PHOENIX — Frank Ruiz has been sentenced to 24 months in prison and three years’ supervised release for his role in the fraudulent case that cost AEA Federal Credit Union millions of dollars.
While describing Ruiz as a "willing pawn" in the costly fraud, U.S. District Judge Susan Bolton laid some of the blame on AEA.
"There was an unbelievable lack of control and financial accountability at AEA," Bolton said. "The trial made clear there was a lack of financial viability of millions of dollars in loans."
This doesn’t mean Ruiz’s conduct is any less criminal, the judge said, but AEA leadership should have known about and stopped the loans long before it did.
After hearing his sentence, Ruiz told the judge he "totally" accepts responsibility for he what he did. "I took a wrong turn."
Ruiz, who will turn 63 on June 4, is to voluntarily turn himself in to prison by June 29 after a restitution hearing for him and his co-defendants, William and Rhonda Liddle.
Where he will serve his sentence will depend on where the prison system has room for him at the time, said Bolton.
The judge indicated she wants the restitution hearing to be held in June but needs to consult with the Liddles’ attorneys before scheduling it.
Bolton based her sentence on the government’s revised estimate that Ruiz should be held accountable for $4.75 million in losses AEA suffered.

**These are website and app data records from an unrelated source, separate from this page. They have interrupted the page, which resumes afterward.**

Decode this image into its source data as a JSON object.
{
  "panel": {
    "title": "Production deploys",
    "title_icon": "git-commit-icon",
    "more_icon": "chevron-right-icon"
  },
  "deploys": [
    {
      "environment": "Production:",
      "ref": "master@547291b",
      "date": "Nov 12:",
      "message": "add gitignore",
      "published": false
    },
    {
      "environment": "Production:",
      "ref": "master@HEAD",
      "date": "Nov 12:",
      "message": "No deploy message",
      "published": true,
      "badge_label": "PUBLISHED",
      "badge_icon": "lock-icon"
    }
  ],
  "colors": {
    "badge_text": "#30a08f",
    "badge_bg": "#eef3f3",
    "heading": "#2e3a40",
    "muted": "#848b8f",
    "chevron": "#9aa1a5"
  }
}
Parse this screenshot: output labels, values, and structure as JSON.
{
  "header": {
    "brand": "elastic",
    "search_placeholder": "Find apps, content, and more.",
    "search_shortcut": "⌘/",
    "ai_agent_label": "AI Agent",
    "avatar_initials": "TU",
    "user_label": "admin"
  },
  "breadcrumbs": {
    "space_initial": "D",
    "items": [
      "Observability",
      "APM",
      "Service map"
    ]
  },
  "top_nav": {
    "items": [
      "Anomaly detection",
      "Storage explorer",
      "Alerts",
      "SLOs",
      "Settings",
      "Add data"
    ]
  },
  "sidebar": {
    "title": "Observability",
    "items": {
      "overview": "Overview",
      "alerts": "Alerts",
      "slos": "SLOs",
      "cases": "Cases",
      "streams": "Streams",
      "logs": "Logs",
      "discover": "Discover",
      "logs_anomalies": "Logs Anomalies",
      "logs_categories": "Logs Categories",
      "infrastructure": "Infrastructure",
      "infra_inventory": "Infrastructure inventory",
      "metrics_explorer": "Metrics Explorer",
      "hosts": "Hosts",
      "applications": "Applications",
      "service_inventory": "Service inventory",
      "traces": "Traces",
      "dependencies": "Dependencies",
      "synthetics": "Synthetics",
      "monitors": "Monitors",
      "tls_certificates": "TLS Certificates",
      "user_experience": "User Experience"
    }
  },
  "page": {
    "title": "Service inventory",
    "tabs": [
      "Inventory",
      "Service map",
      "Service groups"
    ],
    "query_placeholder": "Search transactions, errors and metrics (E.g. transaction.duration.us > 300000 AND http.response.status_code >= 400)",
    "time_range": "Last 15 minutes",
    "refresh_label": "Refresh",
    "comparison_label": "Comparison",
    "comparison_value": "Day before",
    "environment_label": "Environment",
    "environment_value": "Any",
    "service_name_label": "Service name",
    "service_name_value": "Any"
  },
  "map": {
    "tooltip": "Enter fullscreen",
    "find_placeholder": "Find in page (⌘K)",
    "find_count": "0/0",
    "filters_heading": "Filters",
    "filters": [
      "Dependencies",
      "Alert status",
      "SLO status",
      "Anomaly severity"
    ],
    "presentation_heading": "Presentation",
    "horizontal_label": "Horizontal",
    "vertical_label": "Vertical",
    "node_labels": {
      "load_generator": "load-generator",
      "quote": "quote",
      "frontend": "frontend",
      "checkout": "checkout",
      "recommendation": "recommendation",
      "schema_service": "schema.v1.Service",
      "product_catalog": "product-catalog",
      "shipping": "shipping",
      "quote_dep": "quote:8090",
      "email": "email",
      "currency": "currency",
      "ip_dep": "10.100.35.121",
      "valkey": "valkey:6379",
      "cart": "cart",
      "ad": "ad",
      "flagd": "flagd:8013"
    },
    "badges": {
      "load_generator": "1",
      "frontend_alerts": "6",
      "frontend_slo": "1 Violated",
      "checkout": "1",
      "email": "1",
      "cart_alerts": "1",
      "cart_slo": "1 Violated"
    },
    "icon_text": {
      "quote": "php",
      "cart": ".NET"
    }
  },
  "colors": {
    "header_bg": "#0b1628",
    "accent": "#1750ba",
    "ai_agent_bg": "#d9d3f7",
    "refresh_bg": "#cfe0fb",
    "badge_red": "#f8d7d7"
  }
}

She also noted that Ruiz has no prior criminal history, and he gave "substantial" assistance to the U.S. government in its successful prosecution of William Liddle, whom Bolton described as the main architect in the fraudulent scheme during his tenure as the vice president of business lending for AEA.
In February a jury found William Liddle guilty of 54 counts of conspiracy, fraud and transactional money laundering. Rhonda Liddle was found guilty on 36 counts. They are to be sentenced in Bolton’s court on May 21.
Tom Martin, interim chief executive officer of AEA, questioned even the revised estimate of losses attributed to Ruiz.
"His actions caused AEA severe financial harm," he told the judge, noting that 81 employees lost their jobs and AEA has been in conservatorship since December 2010.
Martin said the government’s estimate of $4.75 million in losses "is just the tip of the iceberg," maintaining that even after Ruiz’s assets were liquidated, nearly $19 million in money he borrowed can’t be recovered.
Furthermore, Martin said, AEA continued to suffer losses of an estimated $50,000 to $75,000 a month in revenue from the Top of the Kress, which Ruiz continued to operate until Jan. 1 despite his plea agreement a year ago to one count of conspiracy and one count of money laundering.